MINIMUM WAGE: Nigerian Labour Congress To Make Known Her Stand Today
The Nigeria Labour Congress (NLC) is not ruling out strike to reopen stalled negotiations on its demand for better wages, NLC president, Ayuba Wabba, told The Guardian in an exclusive interview yesterday.
“If it becomes necessary to declare a strike action over the minimum wage imbroglio, we would do that.
But it will be communicated appropriately to the rank and file after the meeting of the organised labour,” he said.
The declaration came as the labour movement and its civil society allies meet in Lagos today to decide the next line of action on the suspension of negotiations by government.
Wabba accused the Federal Government of employing delay tactics on the implementation of a new minimum wage for the country.
According to him, the committees that worked on the figure had reached agreement on average, and main and medium figures for debate, before Minister of Labour and Employment Chris Ngige suddenly adjourned the meeting.
The labour movement and its allies have not received any communication from the government and are yet to see any concrete action taken to reconvene the meeting, he said.
He noted that the three committees: the one working on the proposed law that would replace the 2011 Act, the one working on the main report, and the one working on the figure, have all concluded their reports.
“Both Conventions 98 and 131 that relate directly to the issue of minimum wage have not been violated by labour in the negotiation processes.
The issue of adjourning a meeting sine die on a day that the report of that collective bargaining is supposed to be concluded is indeed a violation of the principle of tripartism.
This is because no one party in the tripartite process can unilaterally impose a decision on the other.
“This negates an agreement that had been reached. The committee had a work plan within which to conclude its assignment on or before August 21, 2018.
We had to shift the date because it fell on a public holiday after the tripartite agreement,” Wabba explained.
He said that the much-touted inability of some states to pay the current N18,000 minimum wage is the result of misplaced priority.
According to him, “In the last three months, revenues have so much increased from around N400 billion to about N1trillion.
Yet, we see some state governments that are still unable to pay salaries.
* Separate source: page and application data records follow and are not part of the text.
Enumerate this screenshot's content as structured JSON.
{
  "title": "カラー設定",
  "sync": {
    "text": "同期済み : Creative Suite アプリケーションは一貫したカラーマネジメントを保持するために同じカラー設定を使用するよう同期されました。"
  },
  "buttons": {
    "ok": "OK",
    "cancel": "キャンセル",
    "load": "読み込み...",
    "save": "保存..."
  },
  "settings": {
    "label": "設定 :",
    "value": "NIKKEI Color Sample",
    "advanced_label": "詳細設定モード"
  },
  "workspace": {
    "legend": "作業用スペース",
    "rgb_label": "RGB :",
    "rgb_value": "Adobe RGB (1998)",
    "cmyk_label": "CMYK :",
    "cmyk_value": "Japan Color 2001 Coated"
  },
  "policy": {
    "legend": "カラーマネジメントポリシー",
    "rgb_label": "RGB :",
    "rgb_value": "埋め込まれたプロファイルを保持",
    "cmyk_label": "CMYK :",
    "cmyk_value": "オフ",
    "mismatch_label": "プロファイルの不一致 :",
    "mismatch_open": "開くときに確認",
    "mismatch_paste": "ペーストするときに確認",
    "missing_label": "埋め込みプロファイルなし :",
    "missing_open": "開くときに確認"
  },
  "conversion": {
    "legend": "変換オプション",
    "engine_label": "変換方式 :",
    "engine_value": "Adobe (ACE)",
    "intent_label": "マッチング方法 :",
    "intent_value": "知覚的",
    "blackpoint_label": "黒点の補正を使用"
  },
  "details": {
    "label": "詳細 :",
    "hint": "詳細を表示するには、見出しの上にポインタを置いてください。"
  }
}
If states like Yobe, Katsina and Jigawa can pay salaries and gratuity, why can’t most states?”